Element data from apps and pages -
────────────────────────────────────────

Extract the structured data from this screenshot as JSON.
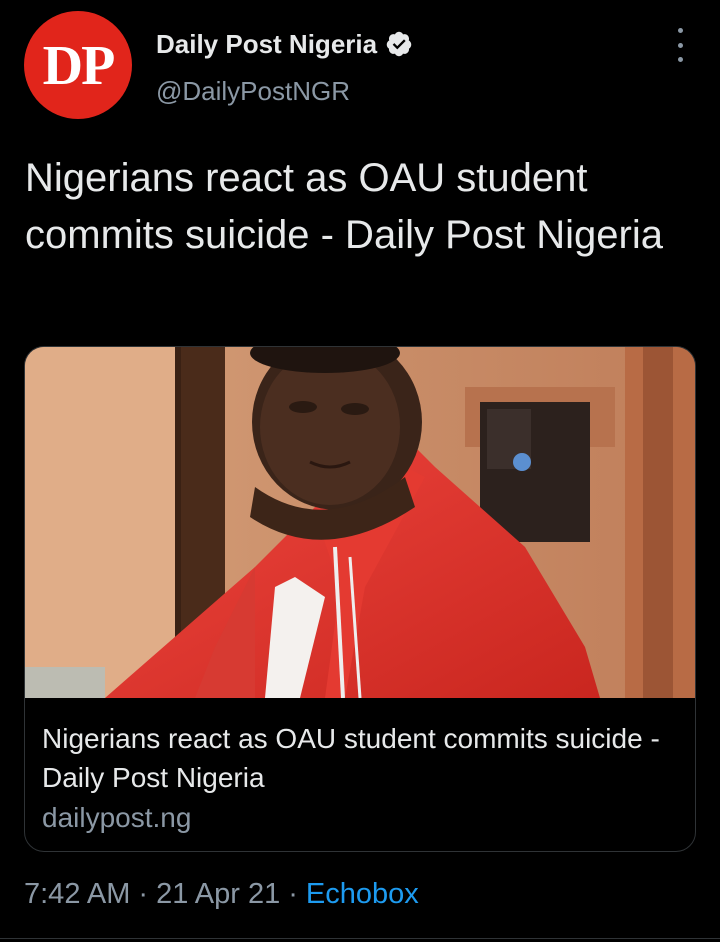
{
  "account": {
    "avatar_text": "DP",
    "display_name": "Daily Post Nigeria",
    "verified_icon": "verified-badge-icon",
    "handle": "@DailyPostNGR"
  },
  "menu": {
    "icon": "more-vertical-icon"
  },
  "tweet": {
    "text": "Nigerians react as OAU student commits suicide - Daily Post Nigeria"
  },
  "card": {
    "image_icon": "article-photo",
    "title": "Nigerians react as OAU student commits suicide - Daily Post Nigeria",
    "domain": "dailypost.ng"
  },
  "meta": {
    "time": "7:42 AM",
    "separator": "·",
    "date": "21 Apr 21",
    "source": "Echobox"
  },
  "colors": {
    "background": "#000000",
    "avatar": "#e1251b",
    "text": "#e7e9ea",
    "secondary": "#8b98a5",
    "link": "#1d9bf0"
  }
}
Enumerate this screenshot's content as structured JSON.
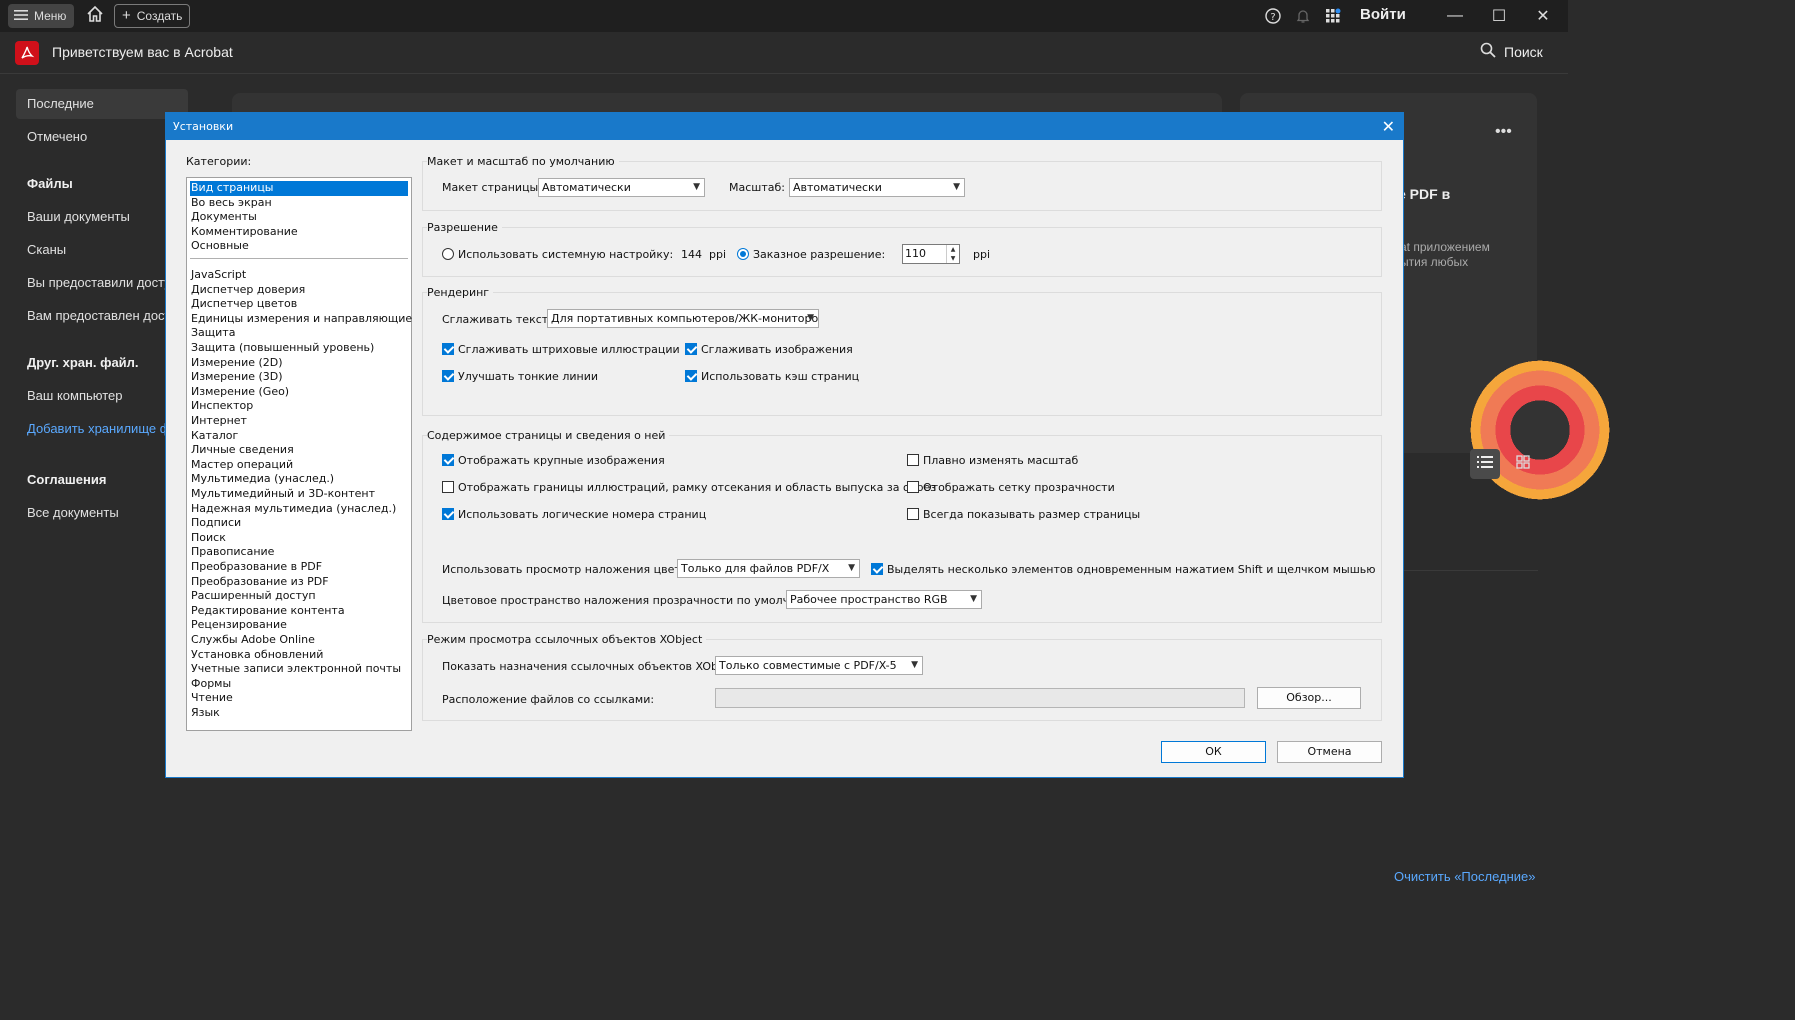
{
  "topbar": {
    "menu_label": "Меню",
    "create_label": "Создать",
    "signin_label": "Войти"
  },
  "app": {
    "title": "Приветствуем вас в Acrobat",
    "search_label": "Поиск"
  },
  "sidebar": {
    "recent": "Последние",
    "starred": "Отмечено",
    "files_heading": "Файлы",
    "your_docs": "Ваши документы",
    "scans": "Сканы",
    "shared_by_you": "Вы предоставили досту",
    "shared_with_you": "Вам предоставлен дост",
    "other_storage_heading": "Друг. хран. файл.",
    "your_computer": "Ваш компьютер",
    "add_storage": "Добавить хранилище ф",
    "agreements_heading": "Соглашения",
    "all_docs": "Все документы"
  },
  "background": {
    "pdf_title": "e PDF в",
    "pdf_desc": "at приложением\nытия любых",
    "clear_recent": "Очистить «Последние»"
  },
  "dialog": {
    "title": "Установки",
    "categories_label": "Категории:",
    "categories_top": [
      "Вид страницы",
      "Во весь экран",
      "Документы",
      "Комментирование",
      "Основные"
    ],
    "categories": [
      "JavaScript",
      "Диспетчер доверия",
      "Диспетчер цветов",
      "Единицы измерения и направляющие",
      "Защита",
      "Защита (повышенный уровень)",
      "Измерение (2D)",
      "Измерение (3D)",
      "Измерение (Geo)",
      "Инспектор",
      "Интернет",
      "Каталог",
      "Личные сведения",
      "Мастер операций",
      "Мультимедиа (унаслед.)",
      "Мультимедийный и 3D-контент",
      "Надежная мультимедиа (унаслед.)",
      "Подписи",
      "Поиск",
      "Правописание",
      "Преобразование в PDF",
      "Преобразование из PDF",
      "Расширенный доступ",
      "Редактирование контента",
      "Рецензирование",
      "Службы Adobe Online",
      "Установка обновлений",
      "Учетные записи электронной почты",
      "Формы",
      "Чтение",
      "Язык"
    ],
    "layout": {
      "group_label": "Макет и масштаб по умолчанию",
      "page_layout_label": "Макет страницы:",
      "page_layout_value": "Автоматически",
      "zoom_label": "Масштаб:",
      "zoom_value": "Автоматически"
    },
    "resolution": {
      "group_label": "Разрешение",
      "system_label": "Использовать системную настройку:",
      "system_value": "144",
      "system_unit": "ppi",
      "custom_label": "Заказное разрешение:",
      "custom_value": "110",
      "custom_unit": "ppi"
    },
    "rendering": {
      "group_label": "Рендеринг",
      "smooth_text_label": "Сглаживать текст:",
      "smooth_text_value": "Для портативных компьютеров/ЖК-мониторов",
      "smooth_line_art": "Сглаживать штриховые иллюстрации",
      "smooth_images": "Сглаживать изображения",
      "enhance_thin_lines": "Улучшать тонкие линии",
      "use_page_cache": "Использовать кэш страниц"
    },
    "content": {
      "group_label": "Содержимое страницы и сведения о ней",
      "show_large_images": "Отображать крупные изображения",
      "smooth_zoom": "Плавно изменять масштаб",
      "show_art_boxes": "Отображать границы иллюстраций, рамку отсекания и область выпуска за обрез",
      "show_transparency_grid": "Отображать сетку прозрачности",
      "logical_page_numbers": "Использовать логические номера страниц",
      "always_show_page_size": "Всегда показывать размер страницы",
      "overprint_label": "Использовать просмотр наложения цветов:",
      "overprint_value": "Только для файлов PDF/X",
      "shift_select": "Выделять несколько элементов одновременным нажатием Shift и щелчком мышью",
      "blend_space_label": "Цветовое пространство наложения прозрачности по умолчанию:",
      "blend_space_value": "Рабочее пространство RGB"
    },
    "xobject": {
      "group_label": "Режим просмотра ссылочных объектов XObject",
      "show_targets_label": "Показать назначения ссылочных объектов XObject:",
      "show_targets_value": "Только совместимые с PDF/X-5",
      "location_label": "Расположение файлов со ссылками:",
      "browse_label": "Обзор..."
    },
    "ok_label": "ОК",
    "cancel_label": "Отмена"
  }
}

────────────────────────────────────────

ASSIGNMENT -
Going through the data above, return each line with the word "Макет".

ANSWER TO THIS EXERCISE -
      "group_label": "Макет и масштаб по умолчанию",
      "page_layout_label": "Макет страницы:",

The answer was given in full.